Scan the data below and pick out the lines containing the word "title".

# Information supplied:
-------------------------

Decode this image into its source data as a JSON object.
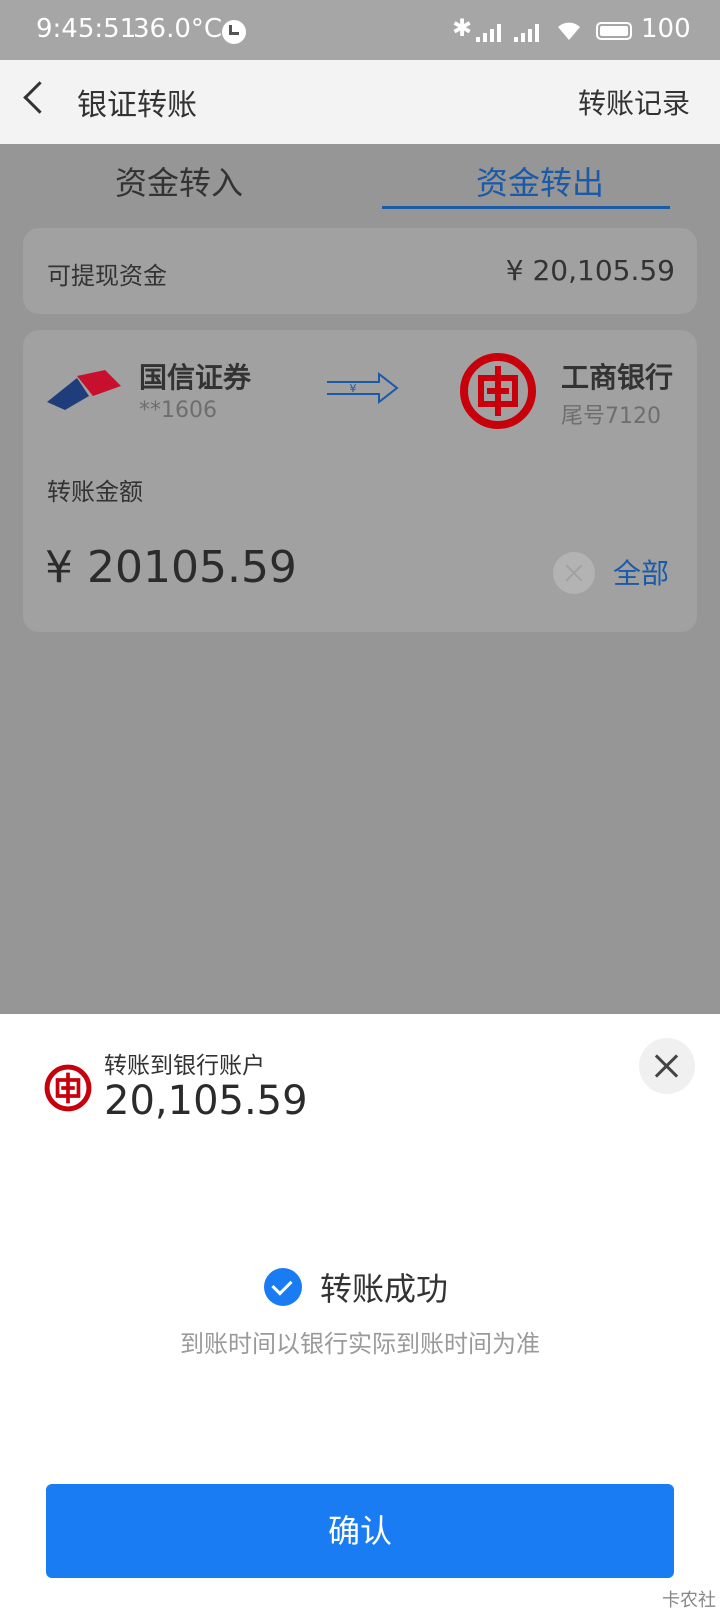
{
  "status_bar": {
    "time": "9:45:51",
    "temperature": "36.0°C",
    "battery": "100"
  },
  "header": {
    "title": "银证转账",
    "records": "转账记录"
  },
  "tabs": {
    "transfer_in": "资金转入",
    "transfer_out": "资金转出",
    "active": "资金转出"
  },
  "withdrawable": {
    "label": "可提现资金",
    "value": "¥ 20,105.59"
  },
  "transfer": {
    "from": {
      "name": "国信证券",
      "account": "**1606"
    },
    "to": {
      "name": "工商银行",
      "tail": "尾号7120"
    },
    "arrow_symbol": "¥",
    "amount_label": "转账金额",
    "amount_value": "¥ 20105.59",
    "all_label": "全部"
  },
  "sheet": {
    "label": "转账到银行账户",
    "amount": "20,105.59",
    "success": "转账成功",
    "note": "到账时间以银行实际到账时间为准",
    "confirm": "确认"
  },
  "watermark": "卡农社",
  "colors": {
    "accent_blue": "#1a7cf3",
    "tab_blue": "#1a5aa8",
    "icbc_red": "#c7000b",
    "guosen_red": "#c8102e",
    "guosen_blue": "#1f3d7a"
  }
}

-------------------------

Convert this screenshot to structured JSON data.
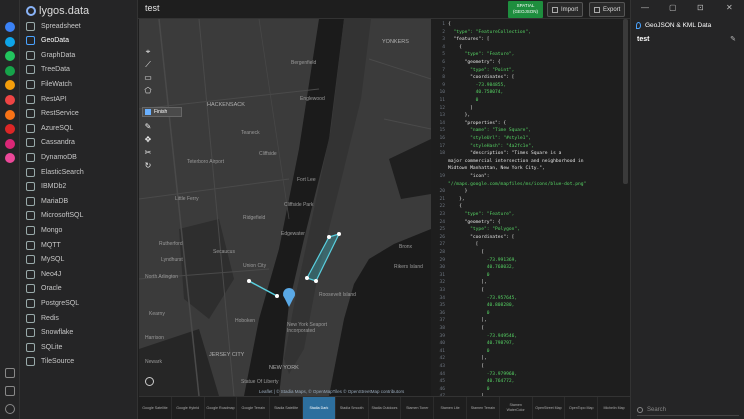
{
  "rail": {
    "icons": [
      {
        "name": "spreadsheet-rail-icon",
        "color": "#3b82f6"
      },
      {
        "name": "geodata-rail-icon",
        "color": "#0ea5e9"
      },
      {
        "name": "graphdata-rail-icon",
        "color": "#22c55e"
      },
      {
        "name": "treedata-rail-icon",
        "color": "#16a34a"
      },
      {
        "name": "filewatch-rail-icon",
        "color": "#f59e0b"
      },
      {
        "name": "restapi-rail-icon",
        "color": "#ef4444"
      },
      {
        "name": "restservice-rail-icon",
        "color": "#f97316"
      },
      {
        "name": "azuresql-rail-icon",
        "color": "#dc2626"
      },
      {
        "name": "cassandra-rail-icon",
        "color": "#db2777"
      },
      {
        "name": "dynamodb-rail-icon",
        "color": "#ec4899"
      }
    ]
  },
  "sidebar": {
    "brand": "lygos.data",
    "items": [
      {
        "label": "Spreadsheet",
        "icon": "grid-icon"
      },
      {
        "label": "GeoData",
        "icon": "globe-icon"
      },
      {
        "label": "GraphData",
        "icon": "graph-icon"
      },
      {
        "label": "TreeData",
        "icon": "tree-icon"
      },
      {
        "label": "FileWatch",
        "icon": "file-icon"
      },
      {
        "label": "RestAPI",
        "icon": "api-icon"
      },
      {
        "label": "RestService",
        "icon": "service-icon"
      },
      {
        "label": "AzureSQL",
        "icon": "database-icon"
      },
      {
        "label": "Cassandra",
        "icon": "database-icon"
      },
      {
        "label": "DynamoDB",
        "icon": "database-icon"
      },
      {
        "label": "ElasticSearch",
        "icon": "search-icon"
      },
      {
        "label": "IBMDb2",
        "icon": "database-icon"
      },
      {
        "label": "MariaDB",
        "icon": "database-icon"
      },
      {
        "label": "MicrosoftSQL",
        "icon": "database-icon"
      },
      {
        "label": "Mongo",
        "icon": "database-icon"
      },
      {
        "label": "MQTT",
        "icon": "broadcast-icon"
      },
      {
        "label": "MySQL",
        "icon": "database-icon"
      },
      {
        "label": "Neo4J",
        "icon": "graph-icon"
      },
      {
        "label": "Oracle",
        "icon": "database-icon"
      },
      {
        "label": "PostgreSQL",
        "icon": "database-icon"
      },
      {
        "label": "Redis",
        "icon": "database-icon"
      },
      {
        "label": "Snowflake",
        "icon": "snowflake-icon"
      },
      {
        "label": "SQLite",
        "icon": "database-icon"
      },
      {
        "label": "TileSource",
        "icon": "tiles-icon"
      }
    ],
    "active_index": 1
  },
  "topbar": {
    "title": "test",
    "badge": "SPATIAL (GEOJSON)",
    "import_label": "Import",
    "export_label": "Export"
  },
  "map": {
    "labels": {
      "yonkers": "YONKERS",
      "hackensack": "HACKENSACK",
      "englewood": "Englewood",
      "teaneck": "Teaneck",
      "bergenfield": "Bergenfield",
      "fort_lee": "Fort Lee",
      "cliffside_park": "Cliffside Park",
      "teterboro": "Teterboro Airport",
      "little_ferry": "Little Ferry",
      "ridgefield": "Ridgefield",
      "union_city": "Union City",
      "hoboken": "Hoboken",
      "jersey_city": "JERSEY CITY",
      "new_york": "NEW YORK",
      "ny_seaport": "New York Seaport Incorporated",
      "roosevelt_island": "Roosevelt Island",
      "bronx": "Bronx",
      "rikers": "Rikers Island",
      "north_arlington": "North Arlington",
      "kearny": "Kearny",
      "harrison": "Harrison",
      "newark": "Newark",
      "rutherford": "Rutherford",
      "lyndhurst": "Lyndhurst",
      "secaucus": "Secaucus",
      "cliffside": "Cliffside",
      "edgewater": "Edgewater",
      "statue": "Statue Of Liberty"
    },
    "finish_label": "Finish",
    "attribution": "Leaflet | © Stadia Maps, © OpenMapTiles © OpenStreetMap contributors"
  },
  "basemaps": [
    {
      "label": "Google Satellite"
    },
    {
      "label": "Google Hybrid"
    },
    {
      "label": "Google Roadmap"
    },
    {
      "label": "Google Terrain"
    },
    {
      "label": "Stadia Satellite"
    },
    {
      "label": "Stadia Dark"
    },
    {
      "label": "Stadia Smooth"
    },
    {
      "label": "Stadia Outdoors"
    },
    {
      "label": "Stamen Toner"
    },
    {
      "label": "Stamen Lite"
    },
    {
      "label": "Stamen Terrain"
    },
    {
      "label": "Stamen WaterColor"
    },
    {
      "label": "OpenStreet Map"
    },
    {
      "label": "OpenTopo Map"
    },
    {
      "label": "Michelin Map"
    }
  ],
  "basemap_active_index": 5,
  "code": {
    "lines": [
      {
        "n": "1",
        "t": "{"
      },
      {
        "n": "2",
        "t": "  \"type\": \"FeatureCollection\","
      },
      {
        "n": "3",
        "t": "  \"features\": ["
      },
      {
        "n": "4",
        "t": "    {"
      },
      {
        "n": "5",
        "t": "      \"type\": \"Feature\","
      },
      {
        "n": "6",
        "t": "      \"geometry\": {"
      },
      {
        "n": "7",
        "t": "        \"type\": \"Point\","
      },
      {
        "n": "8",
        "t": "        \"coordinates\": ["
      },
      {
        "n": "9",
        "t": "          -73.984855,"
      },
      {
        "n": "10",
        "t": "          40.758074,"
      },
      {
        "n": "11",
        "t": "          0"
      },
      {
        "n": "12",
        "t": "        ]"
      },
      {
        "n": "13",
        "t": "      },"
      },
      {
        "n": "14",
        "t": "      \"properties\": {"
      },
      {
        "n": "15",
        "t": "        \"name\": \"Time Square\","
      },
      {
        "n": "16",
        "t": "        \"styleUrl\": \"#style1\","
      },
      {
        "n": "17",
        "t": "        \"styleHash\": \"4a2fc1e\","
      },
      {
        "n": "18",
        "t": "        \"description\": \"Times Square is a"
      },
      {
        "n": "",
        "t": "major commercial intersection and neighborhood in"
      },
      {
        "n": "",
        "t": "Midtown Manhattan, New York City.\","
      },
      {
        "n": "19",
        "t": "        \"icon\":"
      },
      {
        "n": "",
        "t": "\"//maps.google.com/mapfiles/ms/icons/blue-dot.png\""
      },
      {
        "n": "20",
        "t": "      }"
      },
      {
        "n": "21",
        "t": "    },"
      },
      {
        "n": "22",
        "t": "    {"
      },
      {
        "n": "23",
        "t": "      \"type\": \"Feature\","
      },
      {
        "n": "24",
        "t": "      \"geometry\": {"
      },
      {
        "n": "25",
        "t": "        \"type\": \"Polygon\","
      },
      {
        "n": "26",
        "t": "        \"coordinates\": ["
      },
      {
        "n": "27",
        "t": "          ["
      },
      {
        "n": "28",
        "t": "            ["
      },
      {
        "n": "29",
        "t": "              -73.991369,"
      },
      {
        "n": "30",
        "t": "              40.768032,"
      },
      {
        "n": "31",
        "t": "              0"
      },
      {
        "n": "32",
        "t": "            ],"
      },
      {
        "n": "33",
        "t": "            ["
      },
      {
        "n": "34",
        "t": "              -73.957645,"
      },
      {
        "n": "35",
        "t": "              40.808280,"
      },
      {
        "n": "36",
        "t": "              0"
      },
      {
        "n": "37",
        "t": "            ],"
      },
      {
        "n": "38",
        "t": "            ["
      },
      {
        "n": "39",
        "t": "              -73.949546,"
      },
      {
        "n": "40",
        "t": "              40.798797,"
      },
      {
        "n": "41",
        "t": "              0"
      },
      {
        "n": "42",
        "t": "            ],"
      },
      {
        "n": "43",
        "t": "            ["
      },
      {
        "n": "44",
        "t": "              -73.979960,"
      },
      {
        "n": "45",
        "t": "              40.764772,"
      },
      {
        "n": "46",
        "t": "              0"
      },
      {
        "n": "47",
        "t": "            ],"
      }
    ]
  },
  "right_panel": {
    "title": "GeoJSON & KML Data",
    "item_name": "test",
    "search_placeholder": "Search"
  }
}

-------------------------

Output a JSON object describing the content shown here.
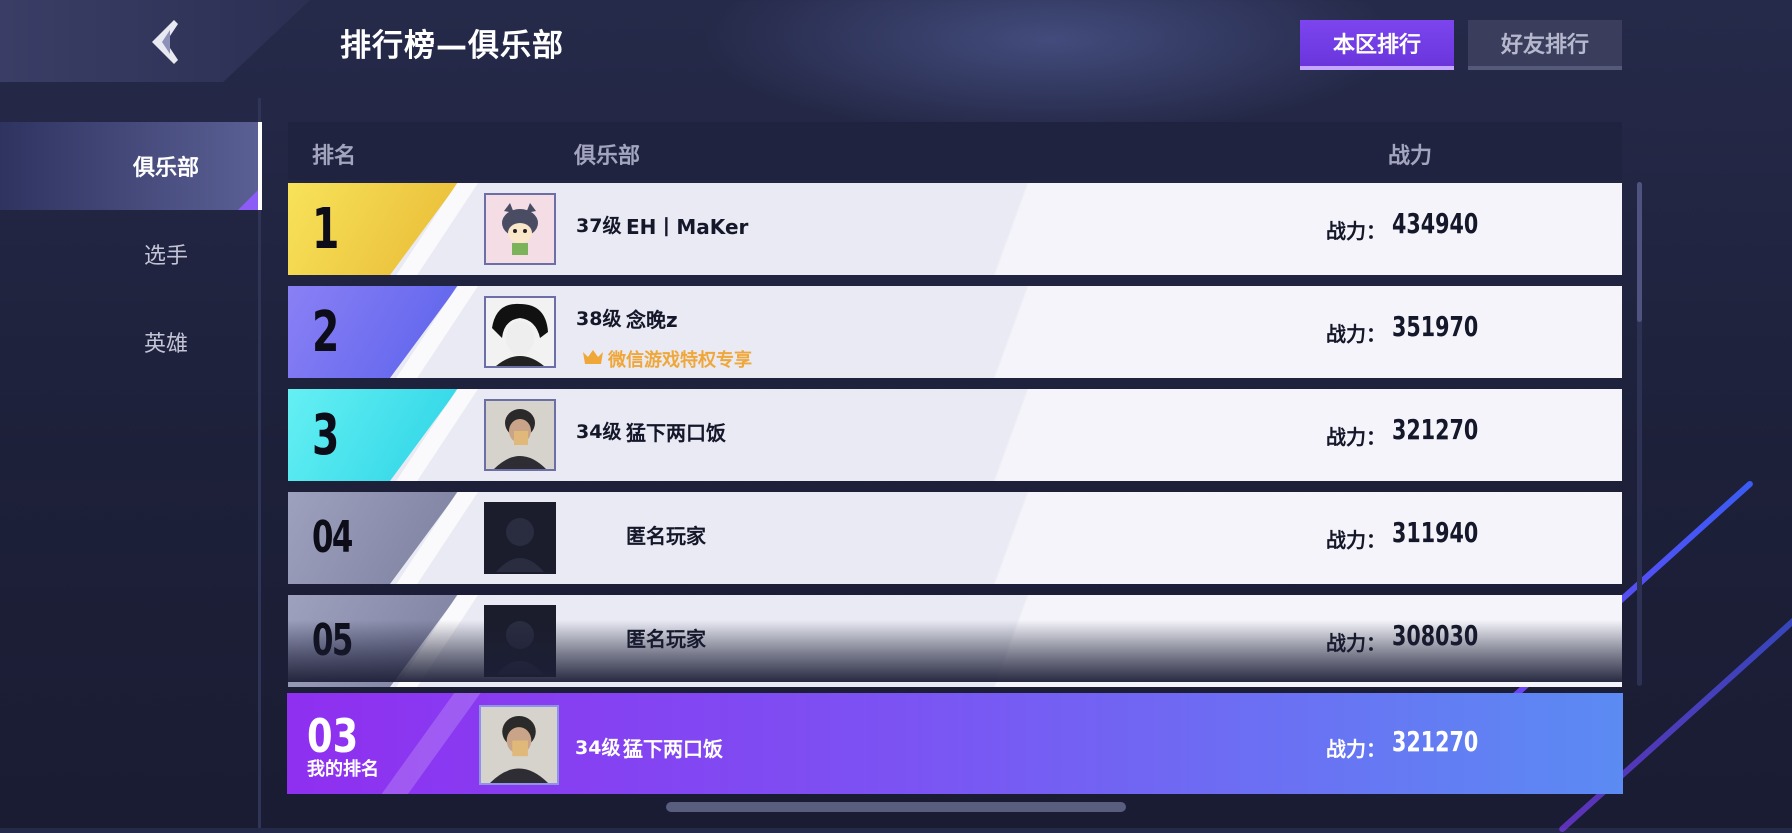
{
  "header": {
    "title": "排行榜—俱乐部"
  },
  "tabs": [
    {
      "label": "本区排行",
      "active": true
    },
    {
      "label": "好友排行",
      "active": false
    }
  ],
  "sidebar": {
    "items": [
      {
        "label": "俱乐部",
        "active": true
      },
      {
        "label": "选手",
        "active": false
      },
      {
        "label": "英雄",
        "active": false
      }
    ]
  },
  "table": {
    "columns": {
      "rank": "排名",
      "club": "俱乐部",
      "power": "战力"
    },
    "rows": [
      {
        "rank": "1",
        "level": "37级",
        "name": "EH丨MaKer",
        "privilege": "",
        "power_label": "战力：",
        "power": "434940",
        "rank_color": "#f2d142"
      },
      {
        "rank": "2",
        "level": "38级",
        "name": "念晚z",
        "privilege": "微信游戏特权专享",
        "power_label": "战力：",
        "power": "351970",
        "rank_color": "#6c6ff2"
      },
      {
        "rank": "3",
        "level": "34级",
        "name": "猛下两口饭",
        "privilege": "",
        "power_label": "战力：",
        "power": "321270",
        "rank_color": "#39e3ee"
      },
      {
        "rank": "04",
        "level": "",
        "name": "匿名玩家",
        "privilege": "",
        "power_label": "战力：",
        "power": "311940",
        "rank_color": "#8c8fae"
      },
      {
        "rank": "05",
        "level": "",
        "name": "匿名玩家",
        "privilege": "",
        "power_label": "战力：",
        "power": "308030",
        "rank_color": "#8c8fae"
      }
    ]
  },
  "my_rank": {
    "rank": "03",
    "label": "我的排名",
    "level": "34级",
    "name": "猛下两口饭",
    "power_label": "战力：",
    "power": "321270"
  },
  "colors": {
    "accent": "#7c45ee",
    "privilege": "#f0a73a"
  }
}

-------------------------

# Task output:
    "title": "银证转账",
    "title": "test",
    "title": "GeoJSON & KML Data",
    "title": "排行榜—俱乐部"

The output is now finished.